I’ll sometimes be talking to people I know and casually say, “I hate summer.” They’ll laugh, but then I’ll get serious and reiterate, “No, really, I hate summer.” And I do, pretty wholeheartedly.
I hate the heat; I get red-faced, out of breath and generally uncomfortable, and I’m honestly more of a fan of rain. I hate the time leading up to summer, with the crazy pressure of finding something productive to do for all those months among every other thing that needs to get done. I also hate change, which is overabundant for me whenever the summer months come around. Seniors are graduating, another school year is finishing up and I find myself in the throes of nostalgia. It’s terrible.
I’ve been trying to learn, however, that the change summer brings with it doesn’t always have to be seen as a negative thing. The seniors that have become your friends, and who you’ll miss dearly, are indeed moving on and away from you, but you have so many memories with them to hang on to. We’re criticized for it by older generations, but we as millenials and members of Gen Z document the time with our friends more than any others. We have pictures and videos and texts to remember each other by, to prove that our time together was meaningful.
If you’re like me and you attach sentimentality to literally everything, then the smallest mementos will hold the fondest memories for you to look back on. These memories can be bittersweet, but also so enjoyable to reminisce about, and they can be just as fun to relive as they are to experience in the first place.
The other aspect of change that I’ve been trying to unlearn is the negativity of newness. Change has always been equated to a bad thing in my mind because the result of that change, of what’s new, can’t possibly measure up to the familiarity of what I had in the past. However, what I’ve always failed to consider is the idea that change can bring about a new reality that’s just as positive, joy-filled and meaningful as that past time that’s just been let go of. The present can mean a lot, but so can the future, even without those same familiar faces and the exact same environment.
Summer can be filled with possibility; it can be changed and contain better memories than the summers that came before it. That transition period in between the years does carry sadness and the ending of an era, but a new and potentially better one can be right around the bend.

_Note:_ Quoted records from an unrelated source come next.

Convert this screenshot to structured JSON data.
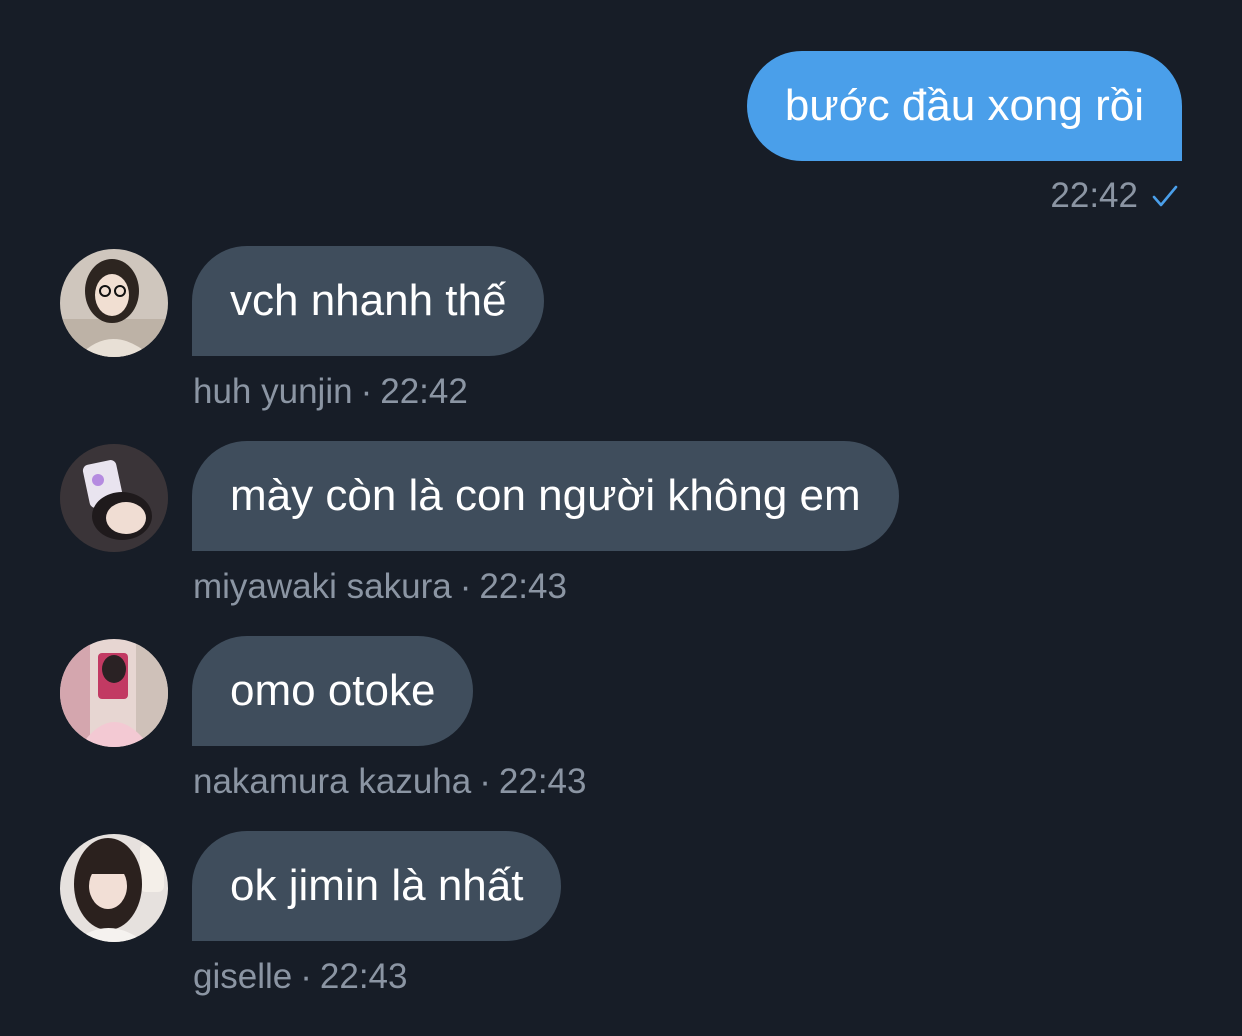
{
  "outgoing": {
    "text": "bước đầu xong rồi",
    "time": "22:42",
    "status_icon": "checkmark-icon"
  },
  "separator": "·",
  "messages": [
    {
      "sender": "huh yunjin",
      "text": "vch nhanh thế",
      "time": "22:42"
    },
    {
      "sender": "miyawaki sakura",
      "text": "mày còn là con người không em",
      "time": "22:43"
    },
    {
      "sender": "nakamura kazuha",
      "text": "omo otoke",
      "time": "22:43"
    },
    {
      "sender": "giselle",
      "text": "ok jimin là nhất",
      "time": "22:43"
    }
  ],
  "colors": {
    "background": "#171d27",
    "outgoing_bubble": "#4a9fea",
    "incoming_bubble": "#3f4d5c",
    "meta_text": "#8b95a3",
    "check": "#4a9fea"
  }
}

I’m still not a huge summer person. I would take a thunderstorm over a heatwave any day, and the time I spend away from campus and all my friends who live states away isn’t the easiest problem to solve. But I’m willing to give this summer a chance, and even though things are coming to an end, a new beginning is awfully exciting to consider.